In other words, a trial balance will show all of the balances of accounts after all transactions have been allowed for, including those which have not yet been entered into a general ledger or subsidiary ledgers. One of the most well-known financial schemes is that involving the companies Enron Corporation and Arthur Andersen. Enron defrauded thousands by intentionally inflating revenues that did not exist. Arthur Andersen was the auditing firm in charge of independently verifying the accuracy of Enron’s financial statements and disclosures.
There is no adjustment in the adjustment columns, so the Cash balance from the unadjusted balance column is transferred over to the adjusted trial balance columns at $24,800. Interest Receivable did not exist in the trial balance information, so the balance in the adjustment column of $140 is transferred over to the adjusted trial balance column.

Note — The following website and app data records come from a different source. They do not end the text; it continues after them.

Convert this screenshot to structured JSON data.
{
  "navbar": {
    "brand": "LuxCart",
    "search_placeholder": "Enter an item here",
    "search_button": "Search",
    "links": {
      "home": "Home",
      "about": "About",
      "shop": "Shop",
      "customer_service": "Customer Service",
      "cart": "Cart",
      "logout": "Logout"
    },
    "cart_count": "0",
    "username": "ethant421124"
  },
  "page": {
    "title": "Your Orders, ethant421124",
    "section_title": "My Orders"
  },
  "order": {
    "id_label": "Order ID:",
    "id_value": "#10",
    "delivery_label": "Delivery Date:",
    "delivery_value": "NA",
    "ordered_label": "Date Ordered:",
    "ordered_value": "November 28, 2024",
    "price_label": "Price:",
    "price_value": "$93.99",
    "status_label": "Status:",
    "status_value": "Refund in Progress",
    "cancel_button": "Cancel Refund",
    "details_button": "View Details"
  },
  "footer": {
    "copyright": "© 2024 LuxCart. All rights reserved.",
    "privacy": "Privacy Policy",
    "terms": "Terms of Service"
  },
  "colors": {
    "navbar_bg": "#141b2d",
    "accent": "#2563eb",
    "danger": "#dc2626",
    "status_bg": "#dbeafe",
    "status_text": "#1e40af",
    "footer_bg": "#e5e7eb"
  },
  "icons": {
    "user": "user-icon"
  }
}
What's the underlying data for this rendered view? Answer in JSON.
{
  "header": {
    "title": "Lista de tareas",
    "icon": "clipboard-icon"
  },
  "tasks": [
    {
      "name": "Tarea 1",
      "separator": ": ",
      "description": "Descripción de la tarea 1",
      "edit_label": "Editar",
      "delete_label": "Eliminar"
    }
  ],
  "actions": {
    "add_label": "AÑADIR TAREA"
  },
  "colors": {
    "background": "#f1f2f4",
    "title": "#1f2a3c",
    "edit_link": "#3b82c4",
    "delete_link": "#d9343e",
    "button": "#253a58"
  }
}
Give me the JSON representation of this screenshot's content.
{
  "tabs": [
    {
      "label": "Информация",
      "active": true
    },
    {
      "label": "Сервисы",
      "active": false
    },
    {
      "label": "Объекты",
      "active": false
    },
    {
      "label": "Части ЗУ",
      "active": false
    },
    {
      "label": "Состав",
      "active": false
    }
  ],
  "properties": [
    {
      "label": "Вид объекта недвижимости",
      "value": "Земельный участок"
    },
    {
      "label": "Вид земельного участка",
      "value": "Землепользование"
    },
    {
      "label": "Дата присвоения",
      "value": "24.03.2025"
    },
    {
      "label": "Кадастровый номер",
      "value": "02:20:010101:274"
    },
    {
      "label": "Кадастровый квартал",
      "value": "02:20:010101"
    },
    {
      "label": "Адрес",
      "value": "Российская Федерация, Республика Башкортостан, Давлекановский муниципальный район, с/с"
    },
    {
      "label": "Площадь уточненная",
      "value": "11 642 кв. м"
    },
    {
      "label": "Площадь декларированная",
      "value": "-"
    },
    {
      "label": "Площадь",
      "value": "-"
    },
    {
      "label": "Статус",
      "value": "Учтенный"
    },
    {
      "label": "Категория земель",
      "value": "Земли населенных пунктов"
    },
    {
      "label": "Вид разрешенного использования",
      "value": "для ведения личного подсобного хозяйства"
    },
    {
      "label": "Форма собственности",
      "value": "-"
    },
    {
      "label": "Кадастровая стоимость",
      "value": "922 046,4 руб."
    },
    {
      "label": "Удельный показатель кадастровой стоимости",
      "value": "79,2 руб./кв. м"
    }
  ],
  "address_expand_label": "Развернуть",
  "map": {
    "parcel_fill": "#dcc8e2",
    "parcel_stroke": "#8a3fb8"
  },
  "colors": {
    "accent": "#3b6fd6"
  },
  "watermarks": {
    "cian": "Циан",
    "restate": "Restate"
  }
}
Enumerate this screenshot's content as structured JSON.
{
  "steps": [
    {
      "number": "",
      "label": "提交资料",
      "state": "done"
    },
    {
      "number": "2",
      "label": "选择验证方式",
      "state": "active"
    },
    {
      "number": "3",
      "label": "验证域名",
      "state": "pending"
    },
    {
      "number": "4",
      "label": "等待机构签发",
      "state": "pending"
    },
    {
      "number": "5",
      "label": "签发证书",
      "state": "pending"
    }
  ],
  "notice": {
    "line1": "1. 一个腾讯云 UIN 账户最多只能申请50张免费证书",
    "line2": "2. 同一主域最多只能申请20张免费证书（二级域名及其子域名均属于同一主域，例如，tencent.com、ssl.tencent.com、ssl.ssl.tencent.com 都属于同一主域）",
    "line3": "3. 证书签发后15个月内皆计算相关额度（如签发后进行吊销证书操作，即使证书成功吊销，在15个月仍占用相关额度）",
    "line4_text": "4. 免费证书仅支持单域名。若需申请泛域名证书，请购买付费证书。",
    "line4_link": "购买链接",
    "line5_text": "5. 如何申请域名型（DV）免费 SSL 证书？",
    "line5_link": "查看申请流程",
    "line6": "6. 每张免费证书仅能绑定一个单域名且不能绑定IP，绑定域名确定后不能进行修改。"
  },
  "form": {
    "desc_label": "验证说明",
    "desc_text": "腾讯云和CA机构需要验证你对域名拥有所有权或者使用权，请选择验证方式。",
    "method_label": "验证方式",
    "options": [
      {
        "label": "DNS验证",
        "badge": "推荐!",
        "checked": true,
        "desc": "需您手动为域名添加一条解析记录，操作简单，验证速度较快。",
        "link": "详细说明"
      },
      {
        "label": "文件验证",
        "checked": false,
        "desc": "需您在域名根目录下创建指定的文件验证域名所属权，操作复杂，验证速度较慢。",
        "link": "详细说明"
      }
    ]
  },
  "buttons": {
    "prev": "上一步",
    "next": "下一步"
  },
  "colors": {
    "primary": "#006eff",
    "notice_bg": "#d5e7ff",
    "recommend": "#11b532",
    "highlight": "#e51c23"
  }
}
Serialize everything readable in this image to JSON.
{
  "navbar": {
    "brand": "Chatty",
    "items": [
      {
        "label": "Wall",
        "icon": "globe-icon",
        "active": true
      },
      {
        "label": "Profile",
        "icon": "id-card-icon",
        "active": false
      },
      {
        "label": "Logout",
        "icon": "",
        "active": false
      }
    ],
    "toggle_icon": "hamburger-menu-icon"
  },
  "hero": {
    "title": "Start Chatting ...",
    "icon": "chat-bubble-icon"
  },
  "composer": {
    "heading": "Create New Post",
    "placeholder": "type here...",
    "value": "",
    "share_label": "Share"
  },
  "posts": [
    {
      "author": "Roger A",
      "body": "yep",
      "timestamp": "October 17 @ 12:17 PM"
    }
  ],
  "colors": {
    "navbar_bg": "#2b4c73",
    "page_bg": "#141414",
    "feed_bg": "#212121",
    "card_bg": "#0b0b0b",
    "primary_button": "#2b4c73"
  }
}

Presentation differences are most noticeable between the two forms of GAAP in the Balance Sheet. Under US GAAP there is no specific requirement on how accounts should be presented. IFRS requires that accounts be classified into current and noncurrent categories for both assets and liabilities, but no specific presentation format is required. Thus, for US companies, the first category always seen on a Balance Sheet is Current Assets, and the first account balance reported is cash.
It will create a ledger of all your transactions and turn them into financial statements for you. It’s hard to understand exactly what a trial balance is without understanding double-entry accounting jargon like “debits” and “credits,” so let’s go over that next. Bookkeepers and accountants or small business owners use different types of trial balance, depending on the stage of the accounting cycle close. Accounting software and ERP systems often generate trial balance reports.
Notice the net income of $4,665 from the income statement is carried over to the statement of retained earnings. Dividends are taken away from the sum of beginning retained earnings and net income to get the ending retained earnings balance of $4,565 for January. This ending retained earnings balance is transferred to the balance sheet. Unearned revenue had a credit balance of $4,000 in the trial
balance column, and a debit adjustment of $600 in the adjustment
column. Remember that adding debits and credits is like adding
positive and negative numbers. This means the $600 debit is
subtracted from the $4,000 credit to get a credit balance of $3,400
that is translated to the adjusted trial balance column.